Reference Materials

In addition to the material in the Useful Resources chapter, it may be handy to have the following documents available when reducing your data:

Getting Organized

Many GMOS observing programs (on clear nights, at least) generate hundreds of exposures. Some of them (such as acq exposures) may have been obtained to configure the instrument for observing and are not relevant for data reduction.

Types of Observations

The following types of GMOS observations are routinely obtained, depending upon the observing program. Types in italics are rarely useful for data reduction.

Types of Observations





a few to several per night

Part of a sequence of exposures of a bright star or a flat-field lamp used to obtain the best focus of the telescope or the spectrograph. Not used for calibration.

Bias (zero)

10 or more per day and per read-out RoI

Sequence of zero-second exposures used to characterize the bias structure. Routinely obtained as a regular part of dayCal exposures. They are combined and used to apply a correction for residual bias.


10 or more per night and per read-out region

Sequence of finite-duration exposures with the shutter closed that are used to correct hot pixels and general dark current level. Not usually used except with Nod-and-Shuffle observations.


several nightly per filter

Sequence of exposures of the twilight sky (typically for imaging) or with the GCAL flat-field lamp (for spectroscopy). They are combined and normalized to apply the pixel-level sensitivity correction.

Comparison Arc

one or more per night per slit/grating combination

Exposures of the CuAr comparison arc used to derive geometric rectification and wavelength calibration.


one or more per filter per target field

Science image obtained with ObsMode = imaging. May also be obtained for target field acquisition.

Acquisition image

one or more per target field

Short-duration image obtained through a custom Slit-mask (ObsMode = acq). Used to determine offsets from targets to slits; not used for data reductions.

Long-slit spectrum

one or more per target position

Science spectrum obtained with a facility longslit (MASKNAME = <X.X>arcsec).

MOS spectrum

one or more per target position

Science spectra obtained with a custom Slit-mask (MASKNAME = <mask>); one spectrum per slit including field stars. Mask names include the observing program ID.

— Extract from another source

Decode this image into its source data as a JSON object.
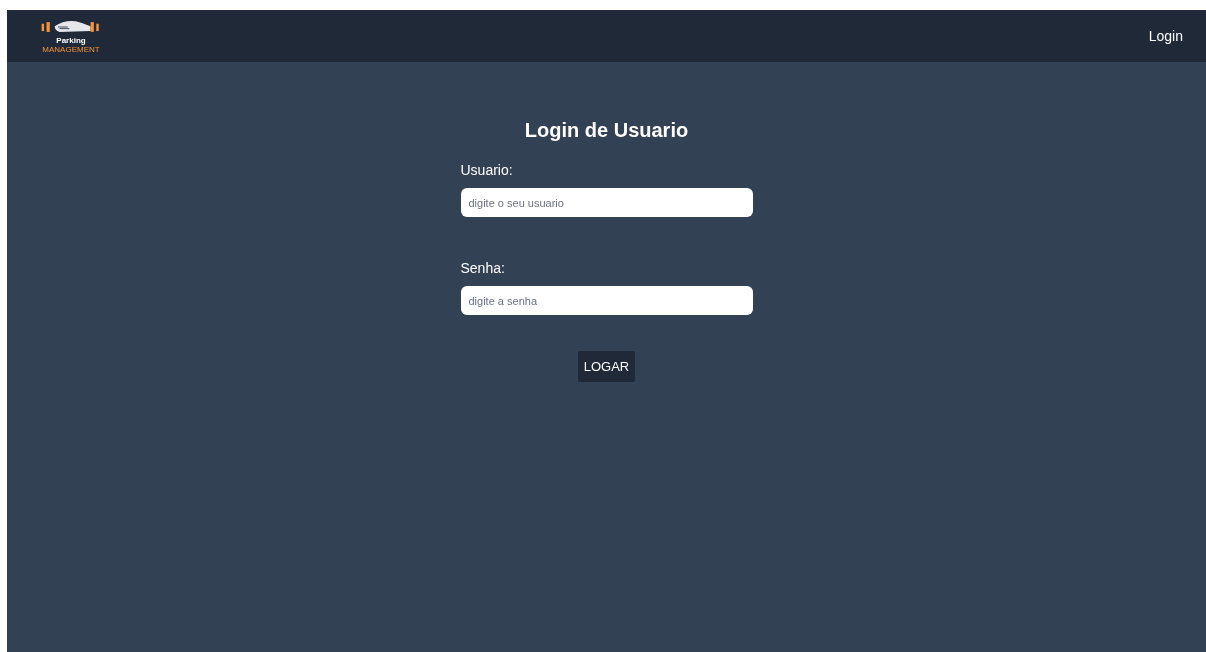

IFU spectrum

one or more per target position

Science spectra obtained with MASKNAME = IFU; one spectrum per fiber in the field(s)

Proceed to data reduction with Processing Science Data.